“Under Rule 12(b)(1), the plaintiff bears the burden of
establishing jurisdiction by a preponderance of the
evidence.” Ellis v. Comm'r, 67 F.Supp.3d
325, 330 (D.D.C. 2014) (citing Lujan v. Defs. of
Wildlife, 504 U.S. 555, 561 (1992)), affd, 622
Fed.Appx. 2 (D.C. Cir. 2015). “A court may consider
materials outside the pleadings to determine its
jurisdiction.” DePolo v. Ciraolo-Klepper, 197
F.Supp.3d 186, 189-90 (D.D.C. 2016) (citing Settles v.
U.S. Parole Comm'n , 429 F.3d 1098, 1107 (D.C. Cir.
2005)), affd, No. 16-5308, 2017 WL 4231143 (D.C.
Cir. June 15, 2017).
Judge Harvey recommends that this Court conclude that it
lacks subject-matter jurisdiction for three reasons: (1) the
lawsuit is barred by the AIA, (2) Plaintiffs lack standing,
and (3) their cases should be dismissed as frivolous.
Plaintiffs object to all three recommendations.

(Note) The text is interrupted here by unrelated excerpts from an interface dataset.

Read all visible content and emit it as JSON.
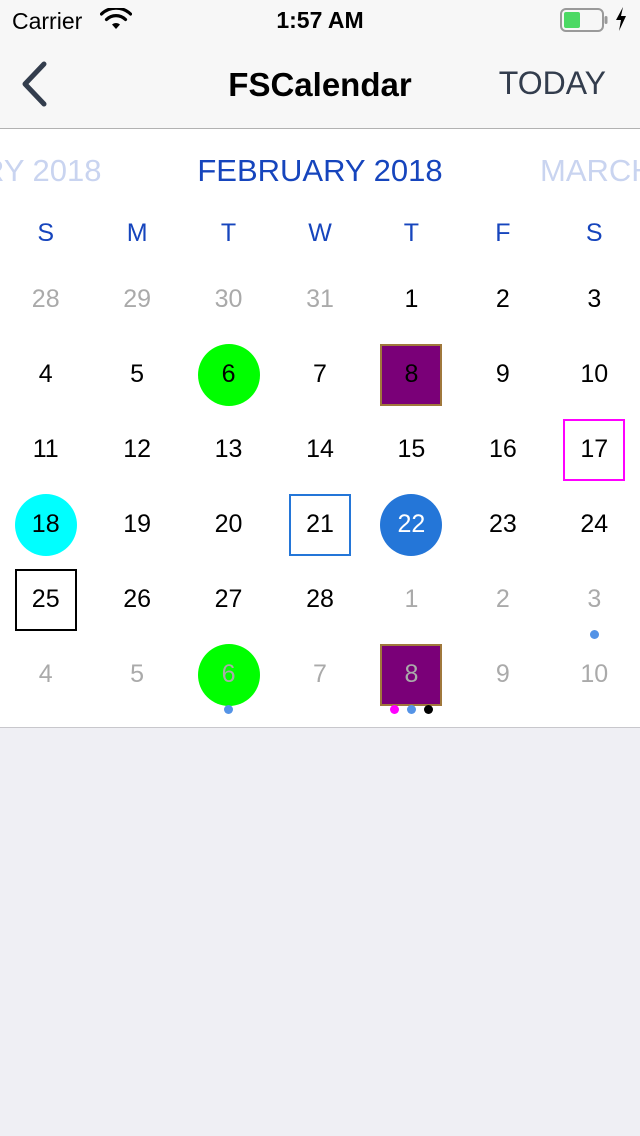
{
  "status_bar": {
    "carrier": "Carrier",
    "time": "1:57 AM"
  },
  "navbar": {
    "title": "FSCalendar",
    "today_label": "TODAY"
  },
  "calendar": {
    "prev_month": "RY 2018",
    "current_month": "FEBRUARY 2018",
    "next_month": "MARCH",
    "weekdays": [
      "S",
      "M",
      "T",
      "W",
      "T",
      "F",
      "S"
    ],
    "colors": {
      "header": "#1645bd",
      "current_text": "#000000",
      "placeholder_text": "#aaaaaa",
      "green": "#00ff00",
      "purple": "#7a0078",
      "purple_border": "#a0783c",
      "cyan": "#00ffff",
      "today_blue": "#2476d8",
      "magenta": "#ff00ff",
      "dot_blue": "#5493e6"
    },
    "weeks": [
      [
        {
          "day": "28",
          "o": true
        },
        {
          "day": "29",
          "o": true
        },
        {
          "day": "30",
          "o": true
        },
        {
          "day": "31",
          "o": true
        },
        {
          "day": "1"
        },
        {
          "day": "2"
        },
        {
          "day": "3"
        }
      ],
      [
        {
          "day": "4"
        },
        {
          "day": "5"
        },
        {
          "day": "6",
          "fill": "#00ff00",
          "shape": "circle"
        },
        {
          "day": "7"
        },
        {
          "day": "8",
          "fill": "#7a0078",
          "border": "#a0783c",
          "shape": "square"
        },
        {
          "day": "9"
        },
        {
          "day": "10"
        }
      ],
      [
        {
          "day": "11"
        },
        {
          "day": "12"
        },
        {
          "day": "13"
        },
        {
          "day": "14"
        },
        {
          "day": "15"
        },
        {
          "day": "16"
        },
        {
          "day": "17",
          "border": "#ff00ff",
          "shape": "square"
        }
      ],
      [
        {
          "day": "18",
          "fill": "#00ffff",
          "shape": "circle"
        },
        {
          "day": "19"
        },
        {
          "day": "20"
        },
        {
          "day": "21",
          "border": "#2476d8",
          "shape": "square"
        },
        {
          "day": "22",
          "fill": "#2476d8",
          "shape": "circle",
          "text": "#ffffff"
        },
        {
          "day": "23"
        },
        {
          "day": "24"
        }
      ],
      [
        {
          "day": "25",
          "border": "#000000",
          "shape": "square"
        },
        {
          "day": "26"
        },
        {
          "day": "27"
        },
        {
          "day": "28"
        },
        {
          "day": "1",
          "o": true
        },
        {
          "day": "2",
          "o": true
        },
        {
          "day": "3",
          "o": true,
          "dots": [
            "#5493e6"
          ]
        }
      ],
      [
        {
          "day": "4",
          "o": true
        },
        {
          "day": "5",
          "o": true
        },
        {
          "day": "6",
          "o": true,
          "fill": "#00ff00",
          "shape": "circle",
          "dots": [
            "#5493e6"
          ]
        },
        {
          "day": "7",
          "o": true
        },
        {
          "day": "8",
          "o": true,
          "fill": "#7a0078",
          "border": "#a0783c",
          "shape": "square",
          "dots": [
            "#ff00ff",
            "#5493e6",
            "#000000"
          ]
        },
        {
          "day": "9",
          "o": true
        },
        {
          "day": "10",
          "o": true
        }
      ]
    ]
  }
}
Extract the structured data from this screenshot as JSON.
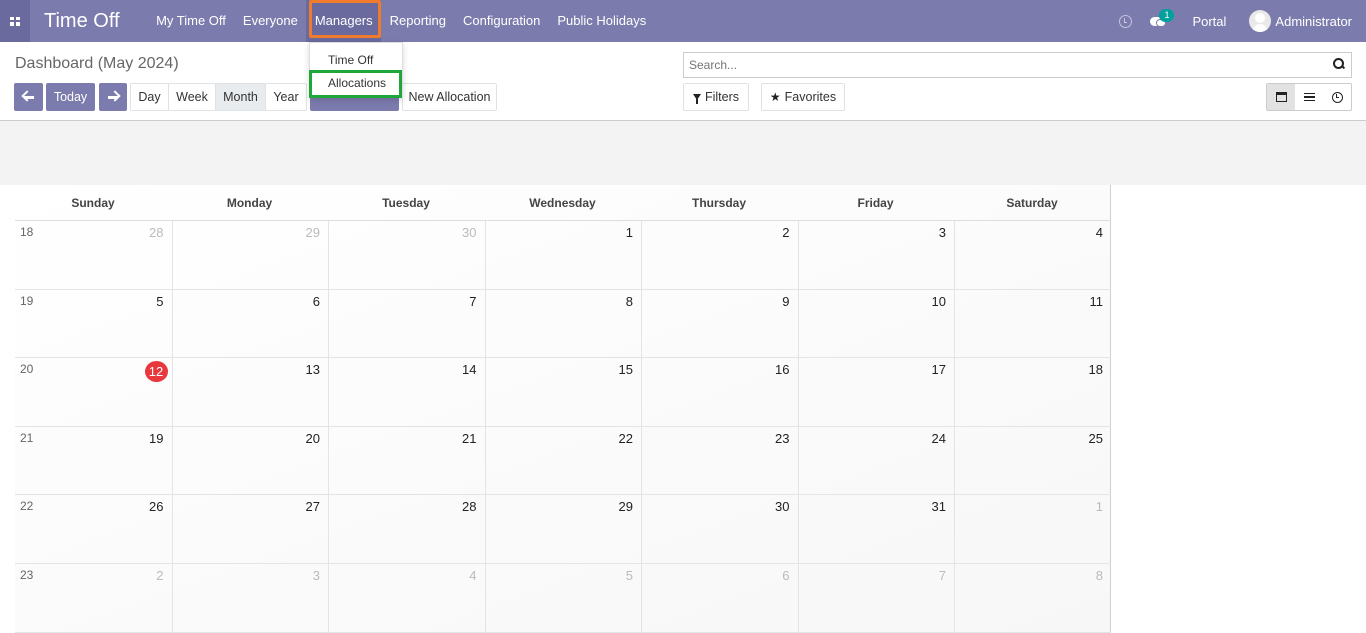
{
  "app": {
    "title": "Time Off"
  },
  "nav": {
    "menu": [
      "My Time Off",
      "Everyone",
      "Managers",
      "Reporting",
      "Configuration",
      "Public Holidays"
    ],
    "chat_count": "1",
    "portal": "Portal",
    "user": "Administrator"
  },
  "managers_menu": {
    "items": [
      "Time Off",
      "Allocations"
    ]
  },
  "control": {
    "breadcrumb": "Dashboard (May 2024)",
    "today": "Today",
    "scales": [
      "Day",
      "Week",
      "Month",
      "Year"
    ],
    "active_scale": "Month",
    "new_allocation": "New Allocation",
    "search_placeholder": "Search...",
    "filters": "Filters",
    "favorites": "Favorites"
  },
  "colors": {
    "nav": "#7c7bad",
    "today": "#e8373d",
    "managers_highlight": "#f07b2c",
    "allocations_highlight": "#1ea63a"
  },
  "calendar": {
    "day_names": [
      "Sunday",
      "Monday",
      "Tuesday",
      "Wednesday",
      "Thursday",
      "Friday",
      "Saturday"
    ],
    "today": "12",
    "weeks": [
      {
        "week": "18",
        "days": [
          "28",
          "29",
          "30",
          "1",
          "2",
          "3",
          "4"
        ],
        "muted": [
          true,
          true,
          true,
          false,
          false,
          false,
          false
        ]
      },
      {
        "week": "19",
        "days": [
          "5",
          "6",
          "7",
          "8",
          "9",
          "10",
          "11"
        ],
        "muted": [
          false,
          false,
          false,
          false,
          false,
          false,
          false
        ]
      },
      {
        "week": "20",
        "days": [
          "12",
          "13",
          "14",
          "15",
          "16",
          "17",
          "18"
        ],
        "muted": [
          false,
          false,
          false,
          false,
          false,
          false,
          false
        ]
      },
      {
        "week": "21",
        "days": [
          "19",
          "20",
          "21",
          "22",
          "23",
          "24",
          "25"
        ],
        "muted": [
          false,
          false,
          false,
          false,
          false,
          false,
          false
        ]
      },
      {
        "week": "22",
        "days": [
          "26",
          "27",
          "28",
          "29",
          "30",
          "31",
          "1"
        ],
        "muted": [
          false,
          false,
          false,
          false,
          false,
          false,
          true
        ]
      },
      {
        "week": "23",
        "days": [
          "2",
          "3",
          "4",
          "5",
          "6",
          "7",
          "8"
        ],
        "muted": [
          true,
          true,
          true,
          true,
          true,
          true,
          true
        ]
      }
    ]
  }
}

The Court
addresses each in turn.
provides that, except under statutory exceptions not relevant
here, “no suit for the purpose of restraining the
assessment or collection of any tax shall be maintained in
any court by any person, whether or not such person is the
person against whom such tax was assessed.” 26 U.S.C.
§ 7421(a). “The manifest purpose of § 7421(a)
is to permit the United States to assess and collect taxes
alleged to be due without judicial intervention, and to
require that the legal right to the disputed sums be
determined in a suit for ...